TASK OBJECTIVE:
All of the entries are to be returned word for word.

(Data records for software interfaces)
=== Section Start ===

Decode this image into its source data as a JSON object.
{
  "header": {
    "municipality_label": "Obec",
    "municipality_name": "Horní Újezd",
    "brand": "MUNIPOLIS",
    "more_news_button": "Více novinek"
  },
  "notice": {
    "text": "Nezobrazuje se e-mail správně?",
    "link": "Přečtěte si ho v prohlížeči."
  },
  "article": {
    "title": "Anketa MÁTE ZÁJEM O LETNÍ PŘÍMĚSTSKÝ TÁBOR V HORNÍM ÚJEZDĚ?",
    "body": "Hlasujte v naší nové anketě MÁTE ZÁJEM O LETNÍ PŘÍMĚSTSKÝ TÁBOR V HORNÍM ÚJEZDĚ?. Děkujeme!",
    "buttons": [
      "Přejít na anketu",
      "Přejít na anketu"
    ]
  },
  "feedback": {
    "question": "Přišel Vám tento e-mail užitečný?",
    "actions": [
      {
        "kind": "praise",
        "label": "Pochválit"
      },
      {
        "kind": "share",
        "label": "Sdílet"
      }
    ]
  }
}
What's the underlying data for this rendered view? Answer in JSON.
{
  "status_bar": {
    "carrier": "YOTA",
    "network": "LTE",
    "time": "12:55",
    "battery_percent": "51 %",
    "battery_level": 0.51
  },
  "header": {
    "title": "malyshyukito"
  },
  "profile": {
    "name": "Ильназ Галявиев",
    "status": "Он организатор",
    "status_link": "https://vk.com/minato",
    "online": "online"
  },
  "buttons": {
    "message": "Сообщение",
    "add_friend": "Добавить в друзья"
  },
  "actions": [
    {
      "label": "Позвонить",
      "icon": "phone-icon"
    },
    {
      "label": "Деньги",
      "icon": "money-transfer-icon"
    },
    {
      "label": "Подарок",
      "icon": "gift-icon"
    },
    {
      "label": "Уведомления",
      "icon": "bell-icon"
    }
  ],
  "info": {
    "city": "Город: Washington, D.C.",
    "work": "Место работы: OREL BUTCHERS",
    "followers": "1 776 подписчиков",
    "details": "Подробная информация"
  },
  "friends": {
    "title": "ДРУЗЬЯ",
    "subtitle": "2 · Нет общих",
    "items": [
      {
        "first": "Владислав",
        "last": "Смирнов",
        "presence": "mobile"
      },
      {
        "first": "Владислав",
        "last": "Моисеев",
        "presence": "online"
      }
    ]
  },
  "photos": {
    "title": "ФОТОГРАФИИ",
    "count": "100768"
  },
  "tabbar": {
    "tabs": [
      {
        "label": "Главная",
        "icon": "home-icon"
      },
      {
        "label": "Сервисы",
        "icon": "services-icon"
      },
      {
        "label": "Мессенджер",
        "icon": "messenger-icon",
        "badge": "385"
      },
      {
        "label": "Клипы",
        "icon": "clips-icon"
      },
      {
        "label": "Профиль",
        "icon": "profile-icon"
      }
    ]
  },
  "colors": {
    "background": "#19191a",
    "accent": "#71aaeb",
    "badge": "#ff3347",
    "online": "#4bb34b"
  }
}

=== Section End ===

TASK RESULT:
Decode this image into its source data as a JSON object.
{
  "header": {
    "municipality_label": "Obec",
    "municipality_name": "Horní Újezd",
    "brand": "MUNIPOLIS",
    "more_news_button": "Více novinek"
  },
  "notice": {
    "text": "Nezobrazuje se e-mail správně?",
    "link": "Přečtěte si ho v prohlížeči."
  },
  "article": {
    "title": "Anketa MÁTE ZÁJEM O LETNÍ PŘÍMĚSTSKÝ TÁBOR V HORNÍM ÚJEZDĚ?",
    "body": "Hlasujte v naší nové anketě MÁTE ZÁJEM O LETNÍ PŘÍMĚSTSKÝ TÁBOR V HORNÍM ÚJEZDĚ?. Děkujeme!",
    "buttons": [
      "Přejít na anketu",
      "Přejít na anketu"
    ]
  },
  "feedback": {
    "question": "Přišel Vám tento e-mail užitečný?",
    "actions": [
      {
        "kind": "praise",
        "label": "Pochválit"
      },
      {
        "kind": "share",
        "label": "Sdílet"
      }
    ]
  }
}
What's the underlying data for this rendered view? Answer in JSON.
{
  "status_bar": {
    "carrier": "YOTA",
    "network": "LTE",
    "time": "12:55",
    "battery_percent": "51 %",
    "battery_level": 0.51
  },
  "header": {
    "title": "malyshyukito"
  },
  "profile": {
    "name": "Ильназ Галявиев",
    "status": "Он организатор",
    "status_link": "https://vk.com/minato",
    "online": "online"
  },
  "buttons": {
    "message": "Сообщение",
    "add_friend": "Добавить в друзья"
  },
  "actions": [
    {
      "label": "Позвонить",
      "icon": "phone-icon"
    },
    {
      "label": "Деньги",
      "icon": "money-transfer-icon"
    },
    {
      "label": "Подарок",
      "icon": "gift-icon"
    },
    {
      "label": "Уведомления",
      "icon": "bell-icon"
    }
  ],
  "info": {
    "city": "Город: Washington, D.C.",
    "work": "Место работы: OREL BUTCHERS",
    "followers": "1 776 подписчиков",
    "details": "Подробная информация"
  },
  "friends": {
    "title": "ДРУЗЬЯ",
    "subtitle": "2 · Нет общих",
    "items": [
      {
        "first": "Владислав",
        "last": "Смирнов",
        "presence": "mobile"
      },
      {
        "first": "Владислав",
        "last": "Моисеев",
        "presence": "online"
      }
    ]
  },
  "photos": {
    "title": "ФОТОГРАФИИ",
    "count": "100768"
  },
  "tabbar": {
    "tabs": [
      {
        "label": "Главная",
        "icon": "home-icon"
      },
      {
        "label": "Сервисы",
        "icon": "services-icon"
      },
      {
        "label": "Мессенджер",
        "icon": "messenger-icon",
        "badge": "385"
      },
      {
        "label": "Клипы",
        "icon": "clips-icon"
      },
      {
        "label": "Профиль",
        "icon": "profile-icon"
      }
    ]
  },
  "colors": {
    "background": "#19191a",
    "accent": "#71aaeb",
    "badge": "#ff3347",
    "online": "#4bb34b"
  }
}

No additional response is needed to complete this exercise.